Section 705 gives authority of a court to issue a warrant of arrest for a witness who fails to attend on a subpoena.
Warrant when witness does not attend
705. (1) Where a person who has been served with a subpoena to give evidence in a proceeding does not attend or remain in attendance, the court, judge, justice or provincial court judge before whom that person was required to attend may, if it is established
- (a) that the subpoena has been served in accordance with this Part, and
- (b) that the person is likely to give material evidence, issue or cause to be issued a warrant in Form 17 for the arrest of that person.
Warrant where witness bound by recognizance
(2) Where a person who has been bound by a recognizance to attend to give evidence in any proceeding does not attend or does not remain in attendance, the court, judge, justice or provincial court judge before whom that person was bound to attend may issue or cause to be issued a warrant in Form 17 for the arrest of that person.
Warrant effective throughout Canada
(3) A warrant that is issued by a justice or provincial court judge pursuant to subsection (1) or (2) may be executed anywhere in Canada.
R.S., 1985, c. C-46, s. 705; R.S., 1985, c. 27 (1st Supp.), s. 203.
A judge has the inherent authority to order any person present in court to be compelled to testify where:
- the person has relevant evidence to give
- a party requires that person to testify in the proceeding
Similarly, an inmate witness can also be compelled to testify by way of s. 527.
Where a witness fails to attend, the judge has the discretion to order a witness warrant where he is satisfied that:
- proper attempts to serve the witness have been made;
- the witness is a material witness.
Detaining Missing Witness
Order where witness arrested under warrant
706. Where a person is brought before a court, judge, justice or provincial court judge under a warrant issued pursuant to subsection 698(2) or section 704 or 705, the court, judge, justice or provincial court judge may order that the person
- (a) be detained in custody, or
- (b) be released on recognizance in Form 32, with or without sureties,
to appear and give evidence when required.
R.S., 1985, c. C-46, s. 706; R.S., 1985, c. 27 (1st Supp.), s. 203.
Maximum period for detention of witness
707. (1) No person shall be detained in custody under the authority of any provision of this Act, for the purpose only of appearing and giving evidence when required as a witness, for any period exceeding thirty days unless prior to the expiration of those thirty days he has been brought before a judge of a superior court of criminal jurisdiction in the province in which he is being detained.
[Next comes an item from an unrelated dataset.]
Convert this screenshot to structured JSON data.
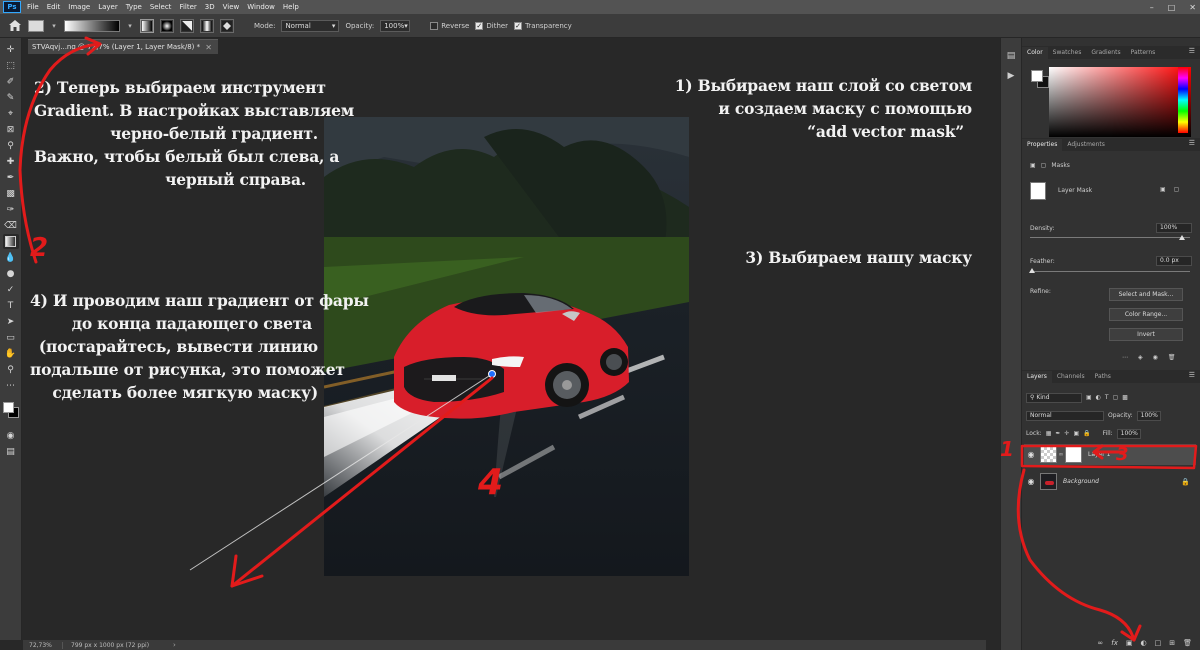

Application by witness to judge
(2) Where at any time prior to the expiration of the thirty days referred to in subsection (1), a witness being detained in custody as described in that subsection applies to be brought before a judge of a court described therein, the judge before whom the application is brought shall fix a time prior to the expiration of those thirty days for the hearing of the application and shall cause notice of the time so fixed to be given to the witness, the person having custody of the witness and such other persons as the judge may specify, and at the time so fixed for the hearing of the application the person having custody of the witness shall cause the witness to be brought before a judge of the court for that purpose.
Review of detention
(3) If the judge before whom a witness is brought under this section is not satisfied that the continued detention of the witness is justified, he shall order him to be discharged, or to be released on recognizance in Form 32, with or without sureties, to appear and to give evidence when required, but if the judge is satisfied that the continued detention of the witness is justified, he may order his continued detention until the witness does what is required of him pursuant to section 550 or the trial is concluded, or until the witness appears and gives evidence when required, as the case may be, except that the total period of detention of the witness from the time he was first detained in custody shall not in any case exceed ninety days. R.S., c. C-34, s. 635.
Finding of Contempt
A person who is required and fails to attend or remain in attendance at court in order to give evidence is guilty of contempt, which is addressed in s. 708 of the Code.